The data -
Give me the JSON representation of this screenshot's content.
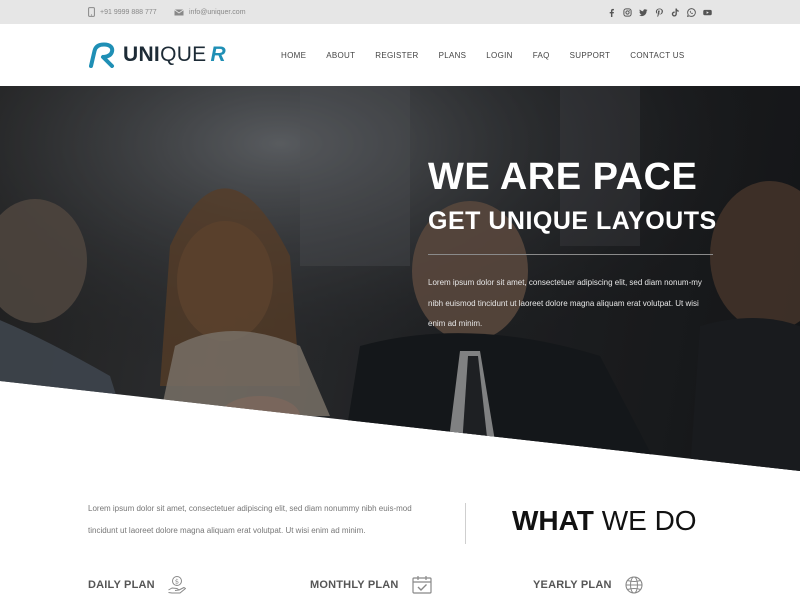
{
  "topbar": {
    "phone": "+91 9999 888 777",
    "email": "info@uniquer.com",
    "social_icons": [
      "facebook-icon",
      "instagram-icon",
      "twitter-icon",
      "pinterest-icon",
      "tiktok-icon",
      "whatsapp-icon",
      "youtube-icon"
    ]
  },
  "brand": {
    "name_bold": "UNI",
    "name_light": "QUE",
    "name_accent": "R",
    "accent_color": "#1f8fb5"
  },
  "nav": {
    "items": [
      "HOME",
      "ABOUT",
      "REGISTER",
      "PLANS",
      "LOGIN",
      "FAQ",
      "SUPPORT",
      "CONTACT US"
    ]
  },
  "hero": {
    "title": "WE ARE PACE",
    "subtitle": "GET UNIQUE LAYOUTS",
    "text": "Lorem ipsum dolor sit amet, consectetuer adipiscing elit, sed diam nonum-my nibh euismod tincidunt ut laoreet dolore magna aliquam erat volutpat. Ut wisi enim ad minim."
  },
  "what_we_do": {
    "intro": "Lorem ipsum dolor sit amet, consectetuer adipiscing elit, sed diam nonummy nibh euis-mod tincidunt ut laoreet dolore magna aliquam erat volutpat. Ut wisi enim ad minim.",
    "title_bold": "WHAT",
    "title_light": "WE DO"
  },
  "plans": [
    {
      "label": "DAILY PLAN",
      "icon": "money-hand-icon"
    },
    {
      "label": "MONTHLY PLAN",
      "icon": "calendar-check-icon"
    },
    {
      "label": "YEARLY PLAN",
      "icon": "globe-icon"
    }
  ]
}
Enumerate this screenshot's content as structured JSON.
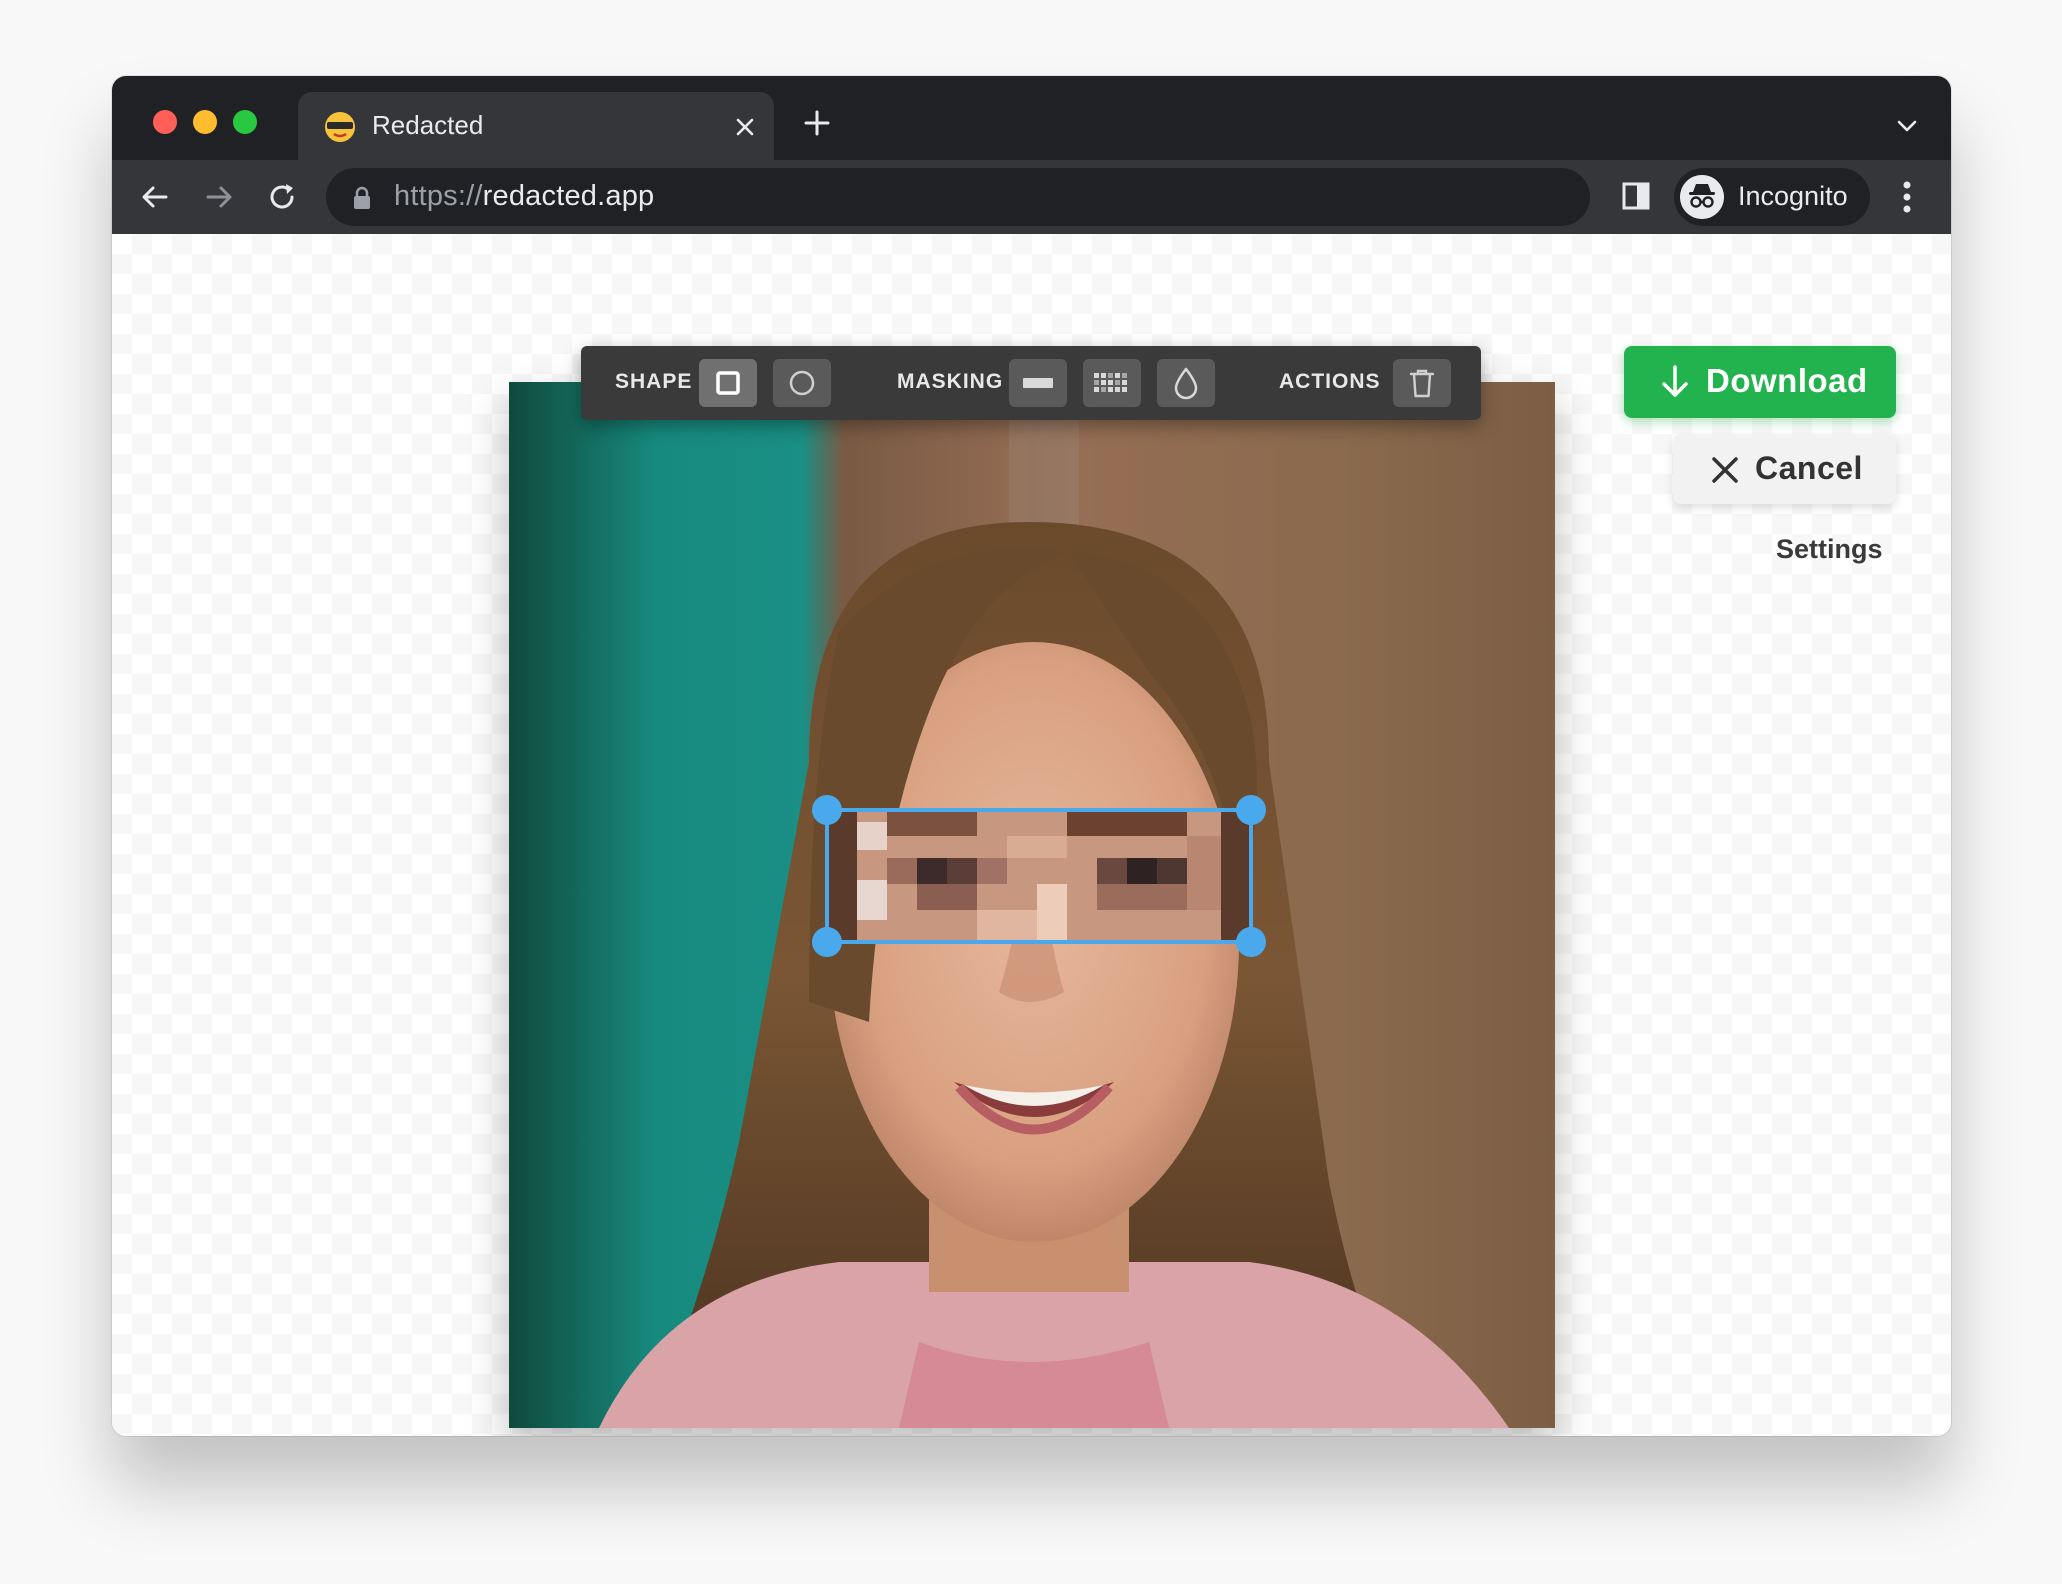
{
  "browser": {
    "tab_title": "Redacted",
    "url_scheme": "https://",
    "url_host": "redacted.app",
    "profile_label": "Incognito",
    "icons": [
      "close-icon",
      "plus-icon",
      "chevron-down-icon",
      "back-icon",
      "forward-icon",
      "reload-icon",
      "lock-icon",
      "star-icon",
      "side-panel-icon",
      "incognito-icon",
      "more-vert-icon"
    ]
  },
  "editor": {
    "shape_label": "SHAPE",
    "masking_label": "MASKING",
    "actions_label": "ACTIONS",
    "shape_options": [
      "square-icon",
      "circle-icon"
    ],
    "shape_selected": "square-icon",
    "masking_options": [
      "solid-bar-icon",
      "pixelate-icon",
      "blur-drop-icon"
    ],
    "action_options": [
      "trash-icon"
    ]
  },
  "sidebar": {
    "download_label": "Download",
    "cancel_label": "Cancel",
    "settings_label": "Settings"
  },
  "colors": {
    "download_bg": "#22b34f",
    "selection": "#4aa8ec",
    "chrome_dark": "#202124",
    "chrome_toolbar": "#35363a"
  }
}
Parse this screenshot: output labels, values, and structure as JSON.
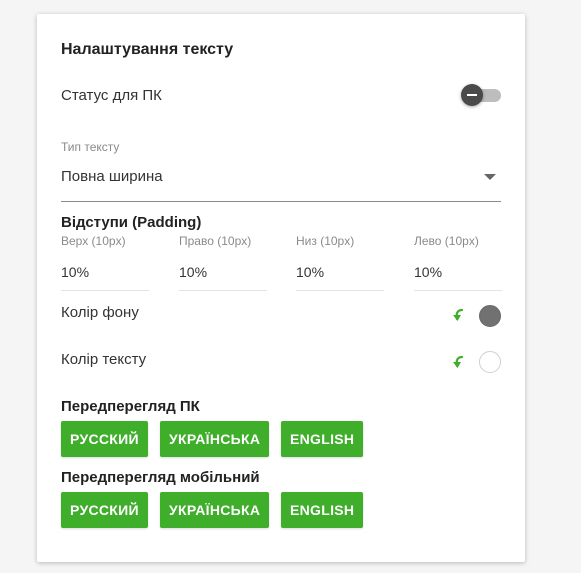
{
  "panel": {
    "title": "Налаштування тексту",
    "status": {
      "label": "Статус для ПК",
      "enabled": false
    },
    "text_type": {
      "label": "Тип тексту",
      "value": "Повна ширина"
    },
    "padding": {
      "title": "Відступи (Padding)",
      "fields": [
        {
          "label": "Верх (10px)",
          "value": "10%"
        },
        {
          "label": "Право (10px)",
          "value": "10%"
        },
        {
          "label": "Низ (10px)",
          "value": "10%"
        },
        {
          "label": "Лево (10px)",
          "value": "10%"
        }
      ]
    },
    "background_color": {
      "label": "Колір фону",
      "color": "#717171"
    },
    "text_color": {
      "label": "Колір тексту",
      "color": "#ffffff"
    },
    "preview_pc": {
      "title": "Передперегляд ПК",
      "buttons": [
        "РУССКИЙ",
        "УКРАЇНСЬКА",
        "ENGLISH"
      ]
    },
    "preview_mobile": {
      "title": "Передперегляд мобільний",
      "buttons": [
        "РУССКИЙ",
        "УКРАЇНСЬКА",
        "ENGLISH"
      ]
    }
  },
  "colors": {
    "accent": "#3fae2a",
    "toggle_knob": "#4a4a4a",
    "toggle_track": "#bdbdbd"
  },
  "icons": {
    "reset": "reset-arrow-icon",
    "dropdown": "caret-down-icon"
  }
}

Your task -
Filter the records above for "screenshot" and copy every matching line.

Response -
Give me the JSON representation of this screenshot's content.
Enumerate this screenshot's content as structured JSON.
Parse this screenshot: output labels, values, and structure as JSON.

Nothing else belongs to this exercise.